Saved data entries:
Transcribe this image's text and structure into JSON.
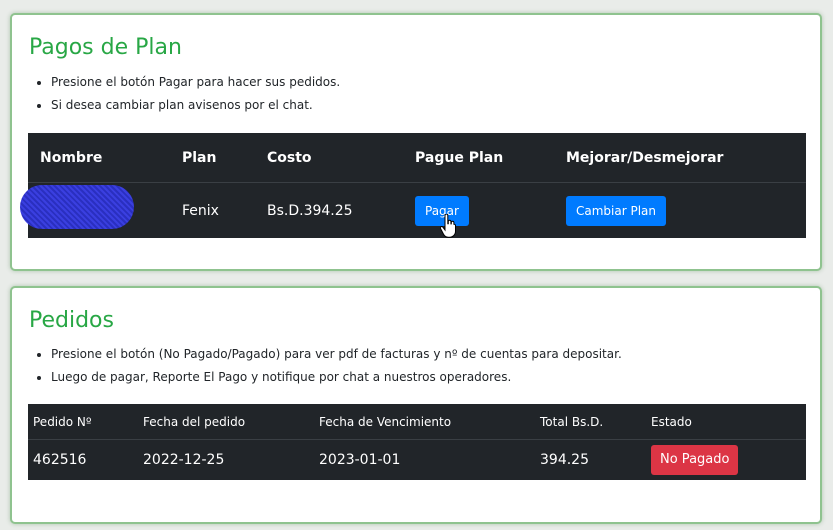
{
  "plan_section": {
    "title": "Pagos de Plan",
    "notes": [
      "Presione el botón Pagar para hacer sus pedidos.",
      "Si desea cambiar plan avisenos por el chat."
    ],
    "headers": [
      "Nombre",
      "Plan",
      "Costo",
      "Pague Plan",
      "Mejorar/Desmejorar"
    ],
    "row": {
      "nombre": "",
      "plan": "Fenix",
      "costo": "Bs.D.394.25",
      "pay_button": "Pagar",
      "change_button": "Cambiar Plan"
    }
  },
  "orders_section": {
    "title": "Pedidos",
    "notes": [
      "Presione el botón (No Pagado/Pagado) para ver pdf de facturas y nº de cuentas para depositar.",
      "Luego de pagar, Reporte El Pago y notifique por chat a nuestros operadores."
    ],
    "headers": [
      "Pedido Nº",
      "Fecha del pedido",
      "Fecha de Vencimiento",
      "Total Bs.D.",
      "Estado"
    ],
    "rows": [
      {
        "pedido": "462516",
        "fecha": "2022-12-25",
        "vencimiento": "2023-01-01",
        "total": "394.25",
        "estado": "No Pagado"
      }
    ]
  },
  "colors": {
    "title": "#28a745",
    "table_bg": "#212529",
    "primary": "#007bff",
    "danger": "#dc3545",
    "card_border": "#8fc38f"
  },
  "icons": {
    "cursor": "hand-pointer-cursor-icon",
    "redaction": "redacted-name-scribble"
  }
}
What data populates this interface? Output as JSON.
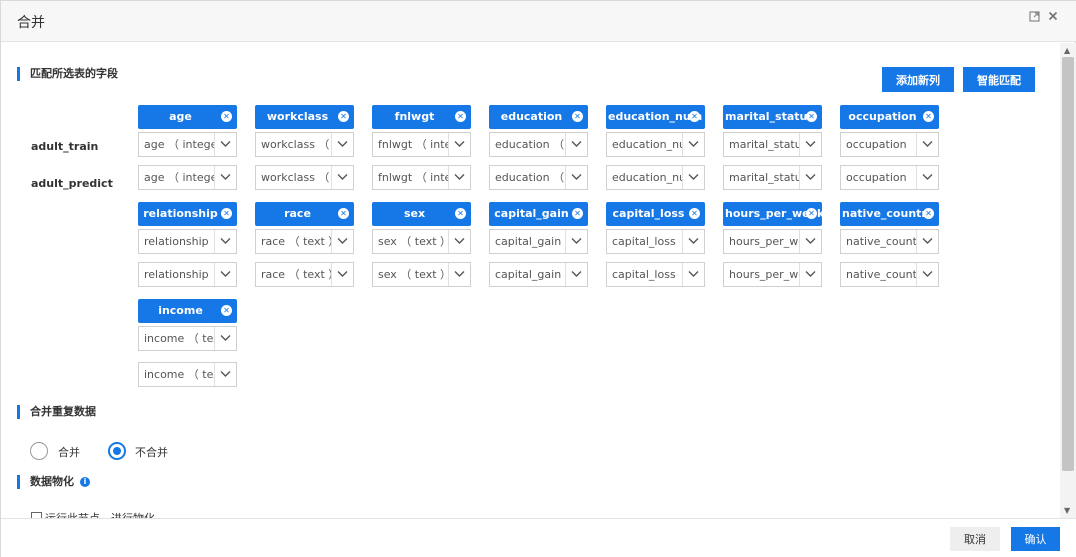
{
  "dialog": {
    "title": "合并",
    "maximize_icon": "maximize-icon",
    "close_icon": "close-icon"
  },
  "section_fields": {
    "title": "匹配所选表的字段"
  },
  "buttons": {
    "add_column": "添加新列",
    "smart_match": "智能匹配"
  },
  "rows": {
    "train": "adult_train",
    "predict": "adult_predict"
  },
  "columns": [
    {
      "name": "age",
      "train": "age （ integer ）",
      "predict": "age （ integer ）"
    },
    {
      "name": "workclass",
      "train": "workclass （ text ）",
      "predict": "workclass （ text ）"
    },
    {
      "name": "fnlwgt",
      "train": "fnlwgt （ integer ）",
      "predict": "fnlwgt （ integer ）"
    },
    {
      "name": "education",
      "train": "education （ text ）",
      "predict": "education （ text ）"
    },
    {
      "name": "education_num",
      "train": "education_num",
      "predict": "education_num"
    },
    {
      "name": "marital_status",
      "train": "marital_status",
      "predict": "marital_status"
    },
    {
      "name": "occupation",
      "train": "occupation （ text ）",
      "predict": "occupation （ text ）"
    },
    {
      "name": "relationship",
      "train": "relationship （ text ）",
      "predict": "relationship （ text ）"
    },
    {
      "name": "race",
      "train": "race （ text ）",
      "predict": "race （ text ）"
    },
    {
      "name": "sex",
      "train": "sex （ text ）",
      "predict": "sex （ text ）"
    },
    {
      "name": "capital_gain",
      "train": "capital_gain （ integer ）",
      "predict": "capital_gain （ integer ）"
    },
    {
      "name": "capital_loss",
      "train": "capital_loss （ integer ）",
      "predict": "capital_loss （ integer ）"
    },
    {
      "name": "hours_per_week",
      "train": "hours_per_week",
      "predict": "hours_per_week"
    },
    {
      "name": "native_country",
      "train": "native_country",
      "predict": "native_country"
    },
    {
      "name": "income",
      "train": "income （ text ）",
      "predict": "income （ text ）"
    }
  ],
  "section_merge": {
    "title": "合并重复数据",
    "option_merge": "合并",
    "option_no_merge": "不合并",
    "selected": "不合并"
  },
  "section_materialize": {
    "title": "数据物化",
    "info_icon": "info-icon",
    "checkbox_label": "运行此节点，进行物化",
    "checked": false
  },
  "footer": {
    "cancel": "取消",
    "confirm": "确认"
  },
  "colors": {
    "accent": "#1677e6"
  }
}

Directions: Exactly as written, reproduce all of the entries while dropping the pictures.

Finished task:
Transcribe this image's text and structure into JSON.
{
  "plan_section": {
    "title": "Pagos de Plan",
    "notes": [
      "Presione el botón Pagar para hacer sus pedidos.",
      "Si desea cambiar plan avisenos por el chat."
    ],
    "headers": [
      "Nombre",
      "Plan",
      "Costo",
      "Pague Plan",
      "Mejorar/Desmejorar"
    ],
    "row": {
      "nombre": "",
      "plan": "Fenix",
      "costo": "Bs.D.394.25",
      "pay_button": "Pagar",
      "change_button": "Cambiar Plan"
    }
  },
  "orders_section": {
    "title": "Pedidos",
    "notes": [
      "Presione el botón (No Pagado/Pagado) para ver pdf de facturas y nº de cuentas para depositar.",
      "Luego de pagar, Reporte El Pago y notifique por chat a nuestros operadores."
    ],
    "headers": [
      "Pedido Nº",
      "Fecha del pedido",
      "Fecha de Vencimiento",
      "Total Bs.D.",
      "Estado"
    ],
    "rows": [
      {
        "pedido": "462516",
        "fecha": "2022-12-25",
        "vencimiento": "2023-01-01",
        "total": "394.25",
        "estado": "No Pagado"
      }
    ]
  },
  "colors": {
    "title": "#28a745",
    "table_bg": "#212529",
    "primary": "#007bff",
    "danger": "#dc3545",
    "card_border": "#8fc38f"
  },
  "icons": {
    "cursor": "hand-pointer-cursor-icon",
    "redaction": "redacted-name-scribble"
  }
}
What data populates this interface? Output as JSON.
{
  "dialog": {
    "title": "合并",
    "maximize_icon": "maximize-icon",
    "close_icon": "close-icon"
  },
  "section_fields": {
    "title": "匹配所选表的字段"
  },
  "buttons": {
    "add_column": "添加新列",
    "smart_match": "智能匹配"
  },
  "rows": {
    "train": "adult_train",
    "predict": "adult_predict"
  },
  "columns": [
    {
      "name": "age",
      "train": "age （ integer ）",
      "predict": "age （ integer ）"
    },
    {
      "name": "workclass",
      "train": "workclass （ text ）",
      "predict": "workclass （ text ）"
    },
    {
      "name": "fnlwgt",
      "train": "fnlwgt （ integer ）",
      "predict": "fnlwgt （ integer ）"
    },
    {
      "name": "education",
      "train": "education （ text ）",
      "predict": "education （ text ）"
    },
    {
      "name": "education_num",
      "train": "education_num",
      "predict": "education_num"
    },
    {
      "name": "marital_status",
      "train": "marital_status",
      "predict": "marital_status"
    },
    {
      "name": "occupation",
      "train": "occupation （ text ）",
      "predict": "occupation （ text ）"
    },
    {
      "name": "relationship",
      "train": "relationship （ text ）",
      "predict": "relationship （ text ）"
    },
    {
      "name": "race",
      "train": "race （ text ）",
      "predict": "race （ text ）"
    },
    {
      "name": "sex",
      "train": "sex （ text ）",
      "predict": "sex （ text ）"
    },
    {
      "name": "capital_gain",
      "train": "capital_gain （ integer ）",
      "predict": "capital_gain （ integer ）"
    },
    {
      "name": "capital_loss",
      "train": "capital_loss （ integer ）",
      "predict": "capital_loss （ integer ）"
    },
    {
      "name": "hours_per_week",
      "train": "hours_per_week",
      "predict": "hours_per_week"
    },
    {
      "name": "native_country",
      "train": "native_country",
      "predict": "native_country"
    },
    {
      "name": "income",
      "train": "income （ text ）",
      "predict": "income （ text ）"
    }
  ],
  "section_merge": {
    "title": "合并重复数据",
    "option_merge": "合并",
    "option_no_merge": "不合并",
    "selected": "不合并"
  },
  "section_materialize": {
    "title": "数据物化",
    "info_icon": "info-icon",
    "checkbox_label": "运行此节点，进行物化",
    "checked": false
  },
  "footer": {
    "cancel": "取消",
    "confirm": "确认"
  },
  "colors": {
    "accent": "#1677e6"
  }
}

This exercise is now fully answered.